Kanthaswamy, the Tamil movie produced by V Creations and directed by Susi Ganesan, has super hero Chiyan Vikram and Shriya in the lead. With pop-up figures and a push-flap that ejects CD and songbook simultaneously, the special effects almost make the purchase worth it. But let's see what the album tuned by Devi Sri Prasad has to offer:
The synthesized sighs and moans set off Excuse Me, and when Suchitra Karthik Kumar kicks off with less than stellar tune, and then goes into a rough and ready duet with Vikram, yelling "Poda, Podi!" you're less than impressed. Vikram hasn't been put to too much trouble, and his piece is performed without too many complications. Viveka's lyrics are strictly nonsense, and serve their purpose, with plenty of conversations stuffed in between. Looks like the Vada Mappillai song's hangover still persists for the composer. In fact, you're better off listening to that song.
Mambo Maamiya almost kicks off where the previous number left off; complete with a medley of rhythms and chorus that's a wee-bit interesting, until Rita's voice buzzes into your ears like a wayward fly. Thankfully, Vikram does much better here. Fortunately, the peppy beats save the number from complete ignominy, along with the star's infectious enthusiasm. Possibly, the almost Caribbean music, interspersed with Latino beats adds to the appeal not to mention the funky guitar interlude.
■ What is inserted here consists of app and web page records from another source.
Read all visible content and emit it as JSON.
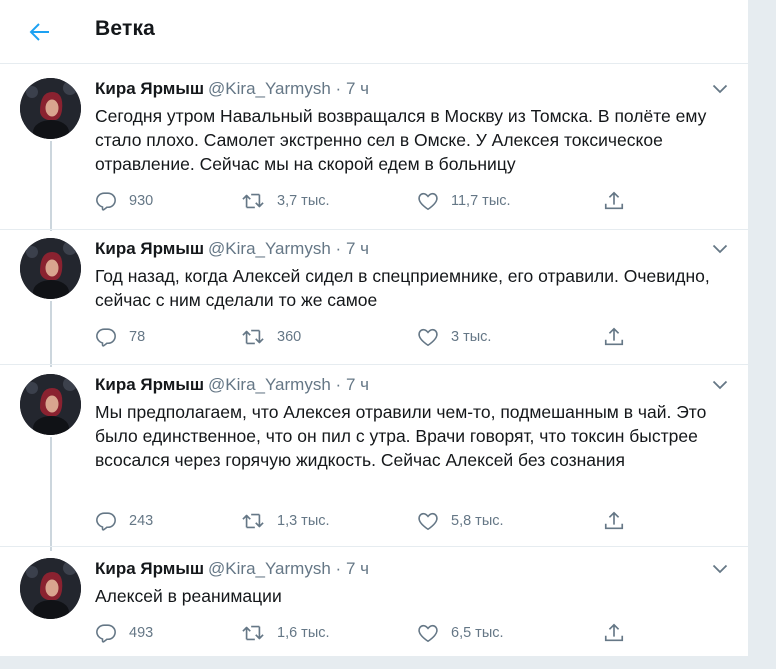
{
  "header": {
    "title": "Ветка"
  },
  "colors": {
    "accent": "#1da1f2",
    "muted": "#657786",
    "thread_line": "#ccd6dd"
  },
  "icons": {
    "back": "arrow-left-icon",
    "caret": "chevron-down-icon",
    "reply": "reply-icon",
    "retweet": "retweet-icon",
    "like": "heart-icon",
    "share": "share-icon"
  },
  "tweets": [
    {
      "name": "Кира Ярмыш",
      "handle": "@Kira_Yarmysh",
      "dot": "·",
      "time": "7 ч",
      "text": "Сегодня утром Навальный возвращался в Москву из Томска. В полёте ему стало плохо. Самолет экстренно сел в Омске. У Алексея токсическое отравление. Сейчас мы на скорой едем в больницу",
      "replies": "930",
      "retweets": "3,7 тыс.",
      "likes": "11,7 тыс."
    },
    {
      "name": "Кира Ярмыш",
      "handle": "@Kira_Yarmysh",
      "dot": "·",
      "time": "7 ч",
      "text": "Год назад, когда Алексей сидел в спецприемнике, его отравили. Очевидно, сейчас с ним сделали то же самое",
      "replies": "78",
      "retweets": "360",
      "likes": "3 тыс."
    },
    {
      "name": "Кира Ярмыш",
      "handle": "@Kira_Yarmysh",
      "dot": "·",
      "time": "7 ч",
      "text": "Мы предполагаем, что Алексея отравили чем-то, подмешанным в чай. Это было единственное, что он пил с утра. Врачи говорят, что токсин быстрее всосался через горячую жидкость. Сейчас Алексей без сознания",
      "replies": "243",
      "retweets": "1,3 тыс.",
      "likes": "5,8 тыс."
    },
    {
      "name": "Кира Ярмыш",
      "handle": "@Kira_Yarmysh",
      "dot": "·",
      "time": "7 ч",
      "text": "Алексей в реанимации",
      "replies": "493",
      "retweets": "1,6 тыс.",
      "likes": "6,5 тыс."
    }
  ]
}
The vocals don't really add anything to the song but who cares, as long as the orchestration manages to keep pace?
Possibly the only thing that grabs your attention with Idhellam Dupe is the inexhaustible energy Vikram and Viveka bring as they rattle away every single food, relative, emotion and names in one, breath-taking monologue. Naturally, these lists are interspersed with a not-very impressive refrain of synthesized music and humming but at least, the lyrics save you. This one might make waves -- not for the extraordinary musical quality, but for the gimmicks.
What sounds suspiciously like a cackling hen cavorts around the pallavi, as the Murugan Temple Team's rhythms jives along with the synthesized beats to begin Kanthasamy's theme song, rendered by Devi Sri Prasad himself. In the middle arrive inexplicable Arabic tunes, presumably to add some variation which is a rather neat addition. The lyrics are typical of any hero-oriented number: the hero is the harbinger of all things good, ends evil and is generally god on earth. Worth a listen for the racy instrumental score.
Allegra begins with strains of western classical chorus, shifting neatly into a throbbing medley of trumpets and trombones aided by a Spanish frenzy, while Rita floats in with her suitably sensual voice. You settle down for a good listen, until you realise that it's an "inspired version" of Shakira's chartbuster Whenever, Wherever. The lyrics are all about her hotness, alleviated a little by the catchy refrain. A neat flute interlude takes you by surprise, and the composer seems determined to introduce as many different styles as possible -- an ambitious attempt that succeeds at times. Obviously this one's meant for the dance floors, and if you can forget Shakira's smooth moves, worth a listen.
Vikram and Priya Hemesh join hands for Meow Meow, suitably mingled with a cat's mewls, and possibly a number that reminds you, both in rhythm and lyrics, the raunchy number in Dhool. It is obviously a nod to the frontbenchers.
En Peru Meenakumari begins with a hideously remixed version of the evergreen Chandrababu's Bambara Kannale, rendered enthusiastically in a high pitch by Malathy. The charanams are, thankfully, a welcome deviation from the rest. By the end, though, you become sort of reconciled to this mish-mash of old and new.
Taken together, it looks like Devi Sri Prasad has decided to bow down to the pressures of a commercial entertainer, and come up with an album that's a lot of sound, fury and (borrowed) tunes. The hullabaloo surrounding the fact that Vikram has sung all the songs is over-rated: the star has barely exercised his vocal chords. Kanthaswamy's picturisation might improve the songs but this is not really DSP's (as he styles himself) best.